### WHAT TO PRODUCE
Report all lines of the records that contain "title".

=======

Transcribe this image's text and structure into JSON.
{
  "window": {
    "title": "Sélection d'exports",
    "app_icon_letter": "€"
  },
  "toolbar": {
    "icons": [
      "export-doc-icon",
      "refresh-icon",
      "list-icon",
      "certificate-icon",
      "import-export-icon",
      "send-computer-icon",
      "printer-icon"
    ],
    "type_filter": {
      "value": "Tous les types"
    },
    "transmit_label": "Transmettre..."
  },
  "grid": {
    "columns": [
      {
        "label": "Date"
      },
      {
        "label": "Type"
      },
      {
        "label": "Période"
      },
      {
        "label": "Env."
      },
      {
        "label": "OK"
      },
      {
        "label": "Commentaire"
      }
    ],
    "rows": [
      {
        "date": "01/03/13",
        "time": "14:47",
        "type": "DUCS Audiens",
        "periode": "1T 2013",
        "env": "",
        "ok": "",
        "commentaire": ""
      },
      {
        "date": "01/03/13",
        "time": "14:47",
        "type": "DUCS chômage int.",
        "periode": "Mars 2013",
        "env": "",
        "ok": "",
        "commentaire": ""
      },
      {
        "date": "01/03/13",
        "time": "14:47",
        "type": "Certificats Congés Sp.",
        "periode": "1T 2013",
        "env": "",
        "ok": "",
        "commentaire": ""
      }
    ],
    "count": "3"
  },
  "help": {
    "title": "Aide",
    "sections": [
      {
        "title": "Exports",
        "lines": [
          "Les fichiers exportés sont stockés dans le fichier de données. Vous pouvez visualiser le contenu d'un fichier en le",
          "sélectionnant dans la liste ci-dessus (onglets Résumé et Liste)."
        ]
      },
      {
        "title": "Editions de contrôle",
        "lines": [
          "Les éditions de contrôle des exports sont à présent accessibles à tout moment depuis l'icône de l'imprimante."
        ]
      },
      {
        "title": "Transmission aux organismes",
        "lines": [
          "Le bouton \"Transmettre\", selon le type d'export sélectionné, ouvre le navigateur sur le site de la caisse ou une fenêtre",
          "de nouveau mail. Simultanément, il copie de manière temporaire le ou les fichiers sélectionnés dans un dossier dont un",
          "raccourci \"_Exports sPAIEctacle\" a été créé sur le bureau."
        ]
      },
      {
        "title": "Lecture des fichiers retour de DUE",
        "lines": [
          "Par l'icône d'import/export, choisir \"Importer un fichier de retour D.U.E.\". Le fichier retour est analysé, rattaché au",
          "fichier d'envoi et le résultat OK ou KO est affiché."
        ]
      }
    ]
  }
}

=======

### ANSWER TO THE PROBLEM
    "title": "Sélection d'exports",
    "title": "Aide",
        "title": "Exports",
        "title": "Editions de contrôle",
        "title": "Transmission aux organismes",
        "title": "Lecture des fichiers retour de DUE",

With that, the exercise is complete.